» **Available records**
-.-.-

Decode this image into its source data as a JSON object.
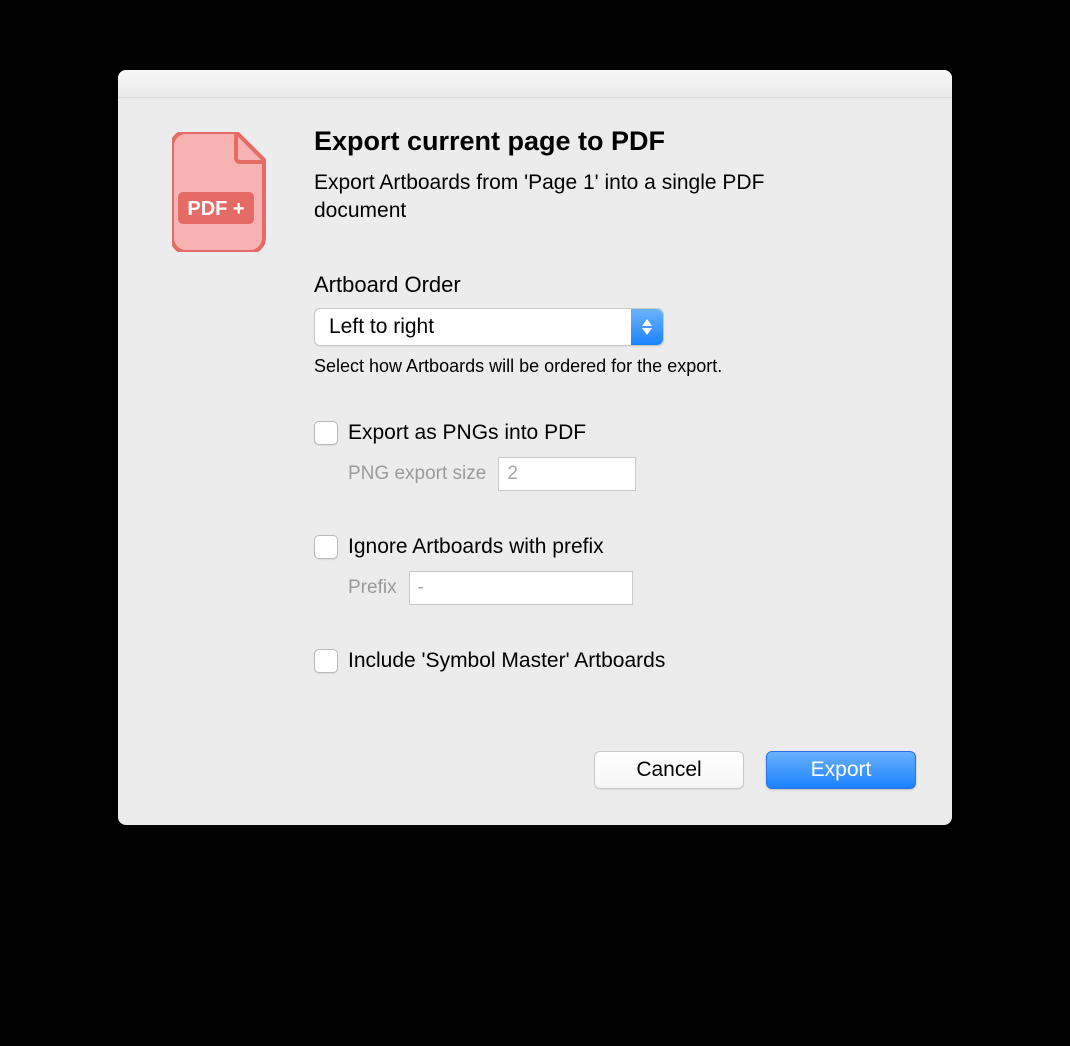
{
  "dialog": {
    "title": "Export current page to PDF",
    "description": "Export Artboards from 'Page 1' into a single PDF document",
    "icon_label": "PDF +"
  },
  "artboard_order": {
    "label": "Artboard Order",
    "selected": "Left to right",
    "hint": "Select how Artboards will be ordered for the export."
  },
  "options": {
    "export_pngs": {
      "label": "Export as PNGs into PDF",
      "checked": false,
      "sub_label": "PNG export size",
      "value": "2"
    },
    "ignore_prefix": {
      "label": "Ignore Artboards with prefix",
      "checked": false,
      "sub_label": "Prefix",
      "value": "-"
    },
    "include_symbol_master": {
      "label": "Include 'Symbol Master' Artboards",
      "checked": false
    }
  },
  "buttons": {
    "cancel": "Cancel",
    "export": "Export"
  }
}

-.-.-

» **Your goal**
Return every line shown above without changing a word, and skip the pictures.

» **Response to this task**
Decode this image into its source data as a JSON object.
{
  "dialog": {
    "title": "Export current page to PDF",
    "description": "Export Artboards from 'Page 1' into a single PDF document",
    "icon_label": "PDF +"
  },
  "artboard_order": {
    "label": "Artboard Order",
    "selected": "Left to right",
    "hint": "Select how Artboards will be ordered for the export."
  },
  "options": {
    "export_pngs": {
      "label": "Export as PNGs into PDF",
      "checked": false,
      "sub_label": "PNG export size",
      "value": "2"
    },
    "ignore_prefix": {
      "label": "Ignore Artboards with prefix",
      "checked": false,
      "sub_label": "Prefix",
      "value": "-"
    },
    "include_symbol_master": {
      "label": "Include 'Symbol Master' Artboards",
      "checked": false
    }
  },
  "buttons": {
    "cancel": "Cancel",
    "export": "Export"
  }
}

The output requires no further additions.